Data about app and page elements
________________________________________

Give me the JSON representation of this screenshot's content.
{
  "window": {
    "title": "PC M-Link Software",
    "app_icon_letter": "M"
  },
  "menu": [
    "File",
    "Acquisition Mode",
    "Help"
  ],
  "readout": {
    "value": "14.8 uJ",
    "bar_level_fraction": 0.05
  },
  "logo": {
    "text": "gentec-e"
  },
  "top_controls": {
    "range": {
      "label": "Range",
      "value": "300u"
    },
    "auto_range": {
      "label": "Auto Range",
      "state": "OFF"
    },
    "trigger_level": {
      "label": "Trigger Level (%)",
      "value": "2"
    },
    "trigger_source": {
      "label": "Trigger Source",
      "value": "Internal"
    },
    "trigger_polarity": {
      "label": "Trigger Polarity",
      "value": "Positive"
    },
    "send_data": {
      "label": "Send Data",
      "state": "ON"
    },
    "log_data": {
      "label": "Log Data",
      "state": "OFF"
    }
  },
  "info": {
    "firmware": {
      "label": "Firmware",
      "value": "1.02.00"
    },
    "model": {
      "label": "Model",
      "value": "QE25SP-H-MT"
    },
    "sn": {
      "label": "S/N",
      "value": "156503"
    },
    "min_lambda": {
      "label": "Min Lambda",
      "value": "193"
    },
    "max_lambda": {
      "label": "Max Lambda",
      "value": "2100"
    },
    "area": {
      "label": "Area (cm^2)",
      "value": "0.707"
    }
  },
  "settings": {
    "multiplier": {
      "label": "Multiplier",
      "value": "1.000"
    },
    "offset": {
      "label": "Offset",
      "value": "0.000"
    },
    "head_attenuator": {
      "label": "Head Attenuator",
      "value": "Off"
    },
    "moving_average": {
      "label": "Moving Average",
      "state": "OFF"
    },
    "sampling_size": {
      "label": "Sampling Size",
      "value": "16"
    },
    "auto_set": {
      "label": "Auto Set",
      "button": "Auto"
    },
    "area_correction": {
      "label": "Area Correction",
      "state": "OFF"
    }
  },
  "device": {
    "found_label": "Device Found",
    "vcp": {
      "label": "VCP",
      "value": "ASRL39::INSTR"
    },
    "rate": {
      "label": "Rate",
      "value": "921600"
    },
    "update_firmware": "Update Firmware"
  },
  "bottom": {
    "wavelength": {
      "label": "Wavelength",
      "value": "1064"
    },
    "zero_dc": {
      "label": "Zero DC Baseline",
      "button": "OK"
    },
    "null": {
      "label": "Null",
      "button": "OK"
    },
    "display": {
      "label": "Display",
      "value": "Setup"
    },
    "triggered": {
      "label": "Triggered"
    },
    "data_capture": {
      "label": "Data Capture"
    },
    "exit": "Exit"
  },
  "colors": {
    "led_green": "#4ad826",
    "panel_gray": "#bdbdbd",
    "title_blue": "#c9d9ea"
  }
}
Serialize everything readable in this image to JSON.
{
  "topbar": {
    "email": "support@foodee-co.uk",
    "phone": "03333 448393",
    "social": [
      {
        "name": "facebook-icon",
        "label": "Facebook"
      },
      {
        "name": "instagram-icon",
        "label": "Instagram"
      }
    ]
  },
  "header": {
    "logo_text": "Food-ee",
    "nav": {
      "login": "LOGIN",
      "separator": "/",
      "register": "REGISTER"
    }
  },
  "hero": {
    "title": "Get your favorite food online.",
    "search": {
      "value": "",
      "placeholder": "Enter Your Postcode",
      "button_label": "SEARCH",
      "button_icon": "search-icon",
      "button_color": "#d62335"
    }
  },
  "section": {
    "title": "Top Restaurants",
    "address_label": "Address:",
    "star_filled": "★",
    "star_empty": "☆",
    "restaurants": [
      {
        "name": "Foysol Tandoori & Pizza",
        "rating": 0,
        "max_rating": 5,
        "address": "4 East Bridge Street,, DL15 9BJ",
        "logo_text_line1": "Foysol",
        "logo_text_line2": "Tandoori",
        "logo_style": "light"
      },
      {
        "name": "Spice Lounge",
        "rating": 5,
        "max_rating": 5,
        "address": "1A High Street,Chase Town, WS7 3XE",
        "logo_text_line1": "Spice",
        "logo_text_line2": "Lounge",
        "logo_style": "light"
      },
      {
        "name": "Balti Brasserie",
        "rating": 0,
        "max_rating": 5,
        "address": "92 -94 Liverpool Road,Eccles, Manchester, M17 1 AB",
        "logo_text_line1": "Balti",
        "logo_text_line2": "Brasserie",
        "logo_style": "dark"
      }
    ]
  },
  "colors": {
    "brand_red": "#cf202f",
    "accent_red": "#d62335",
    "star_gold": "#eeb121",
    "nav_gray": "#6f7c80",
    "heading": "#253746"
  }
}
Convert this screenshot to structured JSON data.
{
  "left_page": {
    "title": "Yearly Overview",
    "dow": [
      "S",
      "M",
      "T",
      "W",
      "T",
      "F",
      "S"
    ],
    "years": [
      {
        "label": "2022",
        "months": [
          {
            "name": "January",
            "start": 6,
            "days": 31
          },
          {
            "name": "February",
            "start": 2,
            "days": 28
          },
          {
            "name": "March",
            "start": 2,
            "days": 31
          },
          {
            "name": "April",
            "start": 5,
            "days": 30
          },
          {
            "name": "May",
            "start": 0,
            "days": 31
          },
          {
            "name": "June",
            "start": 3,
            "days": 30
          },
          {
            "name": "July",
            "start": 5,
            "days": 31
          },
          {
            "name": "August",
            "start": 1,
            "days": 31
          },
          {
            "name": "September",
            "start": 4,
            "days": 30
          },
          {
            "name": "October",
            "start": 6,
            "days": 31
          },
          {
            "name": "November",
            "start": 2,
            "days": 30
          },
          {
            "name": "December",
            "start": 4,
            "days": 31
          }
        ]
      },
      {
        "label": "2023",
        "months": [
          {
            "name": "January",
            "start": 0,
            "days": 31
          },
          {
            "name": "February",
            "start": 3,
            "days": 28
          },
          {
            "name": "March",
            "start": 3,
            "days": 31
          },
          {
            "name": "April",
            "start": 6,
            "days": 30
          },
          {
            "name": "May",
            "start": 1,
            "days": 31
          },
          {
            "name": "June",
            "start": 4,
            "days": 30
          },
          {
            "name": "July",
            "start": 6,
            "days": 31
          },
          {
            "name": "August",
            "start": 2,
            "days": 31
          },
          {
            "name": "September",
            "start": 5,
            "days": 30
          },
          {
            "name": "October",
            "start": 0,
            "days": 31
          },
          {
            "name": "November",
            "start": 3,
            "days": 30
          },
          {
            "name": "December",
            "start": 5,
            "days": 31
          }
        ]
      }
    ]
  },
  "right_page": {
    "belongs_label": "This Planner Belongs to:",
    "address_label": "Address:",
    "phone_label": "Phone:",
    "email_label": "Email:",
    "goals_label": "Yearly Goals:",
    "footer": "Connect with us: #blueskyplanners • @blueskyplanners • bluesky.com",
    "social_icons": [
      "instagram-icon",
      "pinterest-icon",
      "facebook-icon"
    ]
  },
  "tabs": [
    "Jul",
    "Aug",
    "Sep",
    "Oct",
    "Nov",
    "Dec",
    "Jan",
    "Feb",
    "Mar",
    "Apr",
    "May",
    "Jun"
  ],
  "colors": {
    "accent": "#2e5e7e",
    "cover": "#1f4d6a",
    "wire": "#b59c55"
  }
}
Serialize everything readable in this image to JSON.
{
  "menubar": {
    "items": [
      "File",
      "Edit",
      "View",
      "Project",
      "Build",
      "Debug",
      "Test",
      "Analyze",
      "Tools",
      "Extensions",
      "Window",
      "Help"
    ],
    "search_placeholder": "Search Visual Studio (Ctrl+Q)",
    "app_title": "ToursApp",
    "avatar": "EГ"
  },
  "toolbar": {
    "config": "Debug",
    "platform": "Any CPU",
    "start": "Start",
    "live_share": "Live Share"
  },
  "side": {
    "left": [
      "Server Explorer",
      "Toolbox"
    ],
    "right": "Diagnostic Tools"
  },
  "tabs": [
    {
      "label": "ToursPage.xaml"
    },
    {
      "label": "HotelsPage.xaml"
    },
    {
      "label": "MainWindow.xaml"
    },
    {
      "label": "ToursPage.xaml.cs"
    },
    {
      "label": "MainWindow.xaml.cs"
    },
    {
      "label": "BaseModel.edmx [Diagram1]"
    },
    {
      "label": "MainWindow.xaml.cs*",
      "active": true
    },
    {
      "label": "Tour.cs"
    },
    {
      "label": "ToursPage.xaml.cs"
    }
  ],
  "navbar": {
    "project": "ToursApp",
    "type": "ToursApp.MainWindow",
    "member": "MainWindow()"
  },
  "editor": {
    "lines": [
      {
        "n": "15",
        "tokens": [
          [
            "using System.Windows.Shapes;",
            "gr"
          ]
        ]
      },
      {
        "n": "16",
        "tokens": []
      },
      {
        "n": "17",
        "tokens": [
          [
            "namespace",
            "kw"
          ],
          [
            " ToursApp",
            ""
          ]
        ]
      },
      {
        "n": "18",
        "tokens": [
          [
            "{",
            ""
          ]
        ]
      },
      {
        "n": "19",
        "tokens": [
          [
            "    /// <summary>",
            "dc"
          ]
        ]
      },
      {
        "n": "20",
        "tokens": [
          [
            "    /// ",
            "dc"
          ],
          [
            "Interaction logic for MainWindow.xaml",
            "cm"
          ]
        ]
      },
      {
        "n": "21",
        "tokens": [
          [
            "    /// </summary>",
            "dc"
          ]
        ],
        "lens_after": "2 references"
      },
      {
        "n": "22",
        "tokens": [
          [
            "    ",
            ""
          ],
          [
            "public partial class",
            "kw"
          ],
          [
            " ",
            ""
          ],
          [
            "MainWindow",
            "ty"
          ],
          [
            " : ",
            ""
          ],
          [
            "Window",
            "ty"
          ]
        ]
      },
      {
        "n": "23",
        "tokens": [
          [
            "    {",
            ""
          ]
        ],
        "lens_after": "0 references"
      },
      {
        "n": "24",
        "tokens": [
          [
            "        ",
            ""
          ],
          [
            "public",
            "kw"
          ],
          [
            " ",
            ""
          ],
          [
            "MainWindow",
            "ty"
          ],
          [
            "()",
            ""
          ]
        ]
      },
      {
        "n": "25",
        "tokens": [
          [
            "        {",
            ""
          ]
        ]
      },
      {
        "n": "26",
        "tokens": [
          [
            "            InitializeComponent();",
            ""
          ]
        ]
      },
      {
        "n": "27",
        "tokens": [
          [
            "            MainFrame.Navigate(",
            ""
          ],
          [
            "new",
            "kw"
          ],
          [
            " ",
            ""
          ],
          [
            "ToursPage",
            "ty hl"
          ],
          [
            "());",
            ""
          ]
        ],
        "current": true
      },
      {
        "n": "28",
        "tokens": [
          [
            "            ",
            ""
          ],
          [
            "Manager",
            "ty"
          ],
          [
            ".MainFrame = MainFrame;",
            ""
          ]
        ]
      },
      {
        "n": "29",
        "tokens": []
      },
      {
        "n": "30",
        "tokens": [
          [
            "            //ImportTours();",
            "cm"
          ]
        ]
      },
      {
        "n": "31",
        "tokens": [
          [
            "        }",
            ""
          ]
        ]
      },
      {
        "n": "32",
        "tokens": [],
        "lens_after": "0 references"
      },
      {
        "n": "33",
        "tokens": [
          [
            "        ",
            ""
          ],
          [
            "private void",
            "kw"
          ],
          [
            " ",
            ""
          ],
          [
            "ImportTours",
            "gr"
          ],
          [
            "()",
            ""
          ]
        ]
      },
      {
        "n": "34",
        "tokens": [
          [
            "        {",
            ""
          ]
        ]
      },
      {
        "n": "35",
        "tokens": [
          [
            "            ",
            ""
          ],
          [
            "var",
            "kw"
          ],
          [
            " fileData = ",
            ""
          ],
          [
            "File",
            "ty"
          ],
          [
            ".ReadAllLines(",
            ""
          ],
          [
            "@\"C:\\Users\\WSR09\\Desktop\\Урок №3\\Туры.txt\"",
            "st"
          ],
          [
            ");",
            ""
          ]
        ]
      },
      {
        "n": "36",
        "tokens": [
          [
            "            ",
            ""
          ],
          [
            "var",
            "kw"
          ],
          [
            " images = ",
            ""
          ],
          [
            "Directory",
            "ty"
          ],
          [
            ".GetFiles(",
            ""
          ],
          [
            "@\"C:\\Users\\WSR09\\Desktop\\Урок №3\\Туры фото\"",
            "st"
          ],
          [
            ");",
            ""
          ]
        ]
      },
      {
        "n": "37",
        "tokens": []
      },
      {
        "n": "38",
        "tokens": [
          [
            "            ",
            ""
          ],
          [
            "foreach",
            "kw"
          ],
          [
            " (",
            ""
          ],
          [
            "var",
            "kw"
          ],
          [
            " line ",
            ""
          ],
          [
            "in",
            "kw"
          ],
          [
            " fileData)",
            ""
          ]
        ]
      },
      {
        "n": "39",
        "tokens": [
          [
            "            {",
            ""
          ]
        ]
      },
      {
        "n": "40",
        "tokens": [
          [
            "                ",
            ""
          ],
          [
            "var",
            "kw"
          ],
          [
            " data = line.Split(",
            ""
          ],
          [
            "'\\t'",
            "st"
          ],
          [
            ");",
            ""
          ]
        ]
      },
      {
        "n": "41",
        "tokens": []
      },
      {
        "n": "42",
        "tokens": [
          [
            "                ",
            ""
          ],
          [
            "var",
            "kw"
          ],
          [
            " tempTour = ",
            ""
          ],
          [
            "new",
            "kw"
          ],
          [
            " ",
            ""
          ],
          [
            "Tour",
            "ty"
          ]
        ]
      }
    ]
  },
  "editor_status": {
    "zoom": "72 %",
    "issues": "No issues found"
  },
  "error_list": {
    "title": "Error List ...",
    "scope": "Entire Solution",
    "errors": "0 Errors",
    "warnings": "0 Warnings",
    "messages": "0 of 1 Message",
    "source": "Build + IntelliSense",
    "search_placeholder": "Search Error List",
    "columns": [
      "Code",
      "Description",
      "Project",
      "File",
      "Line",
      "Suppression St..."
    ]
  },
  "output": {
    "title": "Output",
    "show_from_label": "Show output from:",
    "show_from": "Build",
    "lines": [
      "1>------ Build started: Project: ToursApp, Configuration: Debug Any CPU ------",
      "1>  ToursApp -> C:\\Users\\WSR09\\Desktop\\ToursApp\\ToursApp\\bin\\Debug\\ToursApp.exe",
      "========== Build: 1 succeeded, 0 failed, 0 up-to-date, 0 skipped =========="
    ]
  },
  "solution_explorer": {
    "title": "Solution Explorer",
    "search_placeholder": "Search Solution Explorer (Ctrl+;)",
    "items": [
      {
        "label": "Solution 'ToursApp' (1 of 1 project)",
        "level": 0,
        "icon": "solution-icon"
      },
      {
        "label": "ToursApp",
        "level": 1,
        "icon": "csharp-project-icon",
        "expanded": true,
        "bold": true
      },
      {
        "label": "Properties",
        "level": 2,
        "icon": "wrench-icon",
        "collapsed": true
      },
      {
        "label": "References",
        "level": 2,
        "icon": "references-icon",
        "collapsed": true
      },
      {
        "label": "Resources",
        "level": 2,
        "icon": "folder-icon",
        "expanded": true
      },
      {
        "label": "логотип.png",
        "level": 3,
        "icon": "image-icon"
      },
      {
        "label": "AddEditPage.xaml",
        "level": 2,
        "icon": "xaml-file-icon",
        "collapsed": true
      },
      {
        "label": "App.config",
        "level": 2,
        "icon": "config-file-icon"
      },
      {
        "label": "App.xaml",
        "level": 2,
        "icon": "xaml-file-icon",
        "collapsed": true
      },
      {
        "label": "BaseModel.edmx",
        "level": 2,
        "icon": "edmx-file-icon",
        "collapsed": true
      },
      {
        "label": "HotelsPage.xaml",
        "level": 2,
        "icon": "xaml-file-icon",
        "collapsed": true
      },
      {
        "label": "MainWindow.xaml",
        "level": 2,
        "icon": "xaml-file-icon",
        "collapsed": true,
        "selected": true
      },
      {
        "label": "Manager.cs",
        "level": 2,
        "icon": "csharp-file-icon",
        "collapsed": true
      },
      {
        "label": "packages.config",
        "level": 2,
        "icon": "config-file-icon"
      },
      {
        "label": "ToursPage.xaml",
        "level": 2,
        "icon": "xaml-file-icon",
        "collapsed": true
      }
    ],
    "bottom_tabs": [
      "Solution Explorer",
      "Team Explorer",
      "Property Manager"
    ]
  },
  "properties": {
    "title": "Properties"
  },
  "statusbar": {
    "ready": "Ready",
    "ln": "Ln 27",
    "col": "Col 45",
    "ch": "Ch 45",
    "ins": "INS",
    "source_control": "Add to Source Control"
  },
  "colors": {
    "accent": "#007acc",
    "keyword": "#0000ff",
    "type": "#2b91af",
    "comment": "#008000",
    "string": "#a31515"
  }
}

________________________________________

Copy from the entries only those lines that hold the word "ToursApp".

● **Task response**:
    "app_title": "ToursApp",
    "project": "ToursApp",
    "type": "ToursApp.MainWindow",
            " ToursApp",
      "1>------ Build started: Project: ToursApp, Configuration: Debug Any CPU ------",
      "1>  ToursApp -> C:\\Users\\WSR09\\Desktop\\ToursApp\\ToursApp\\bin\\Debug\\ToursApp.exe",
        "label": "Solution 'ToursApp' (1 of 1 project)",
        "label": "ToursApp",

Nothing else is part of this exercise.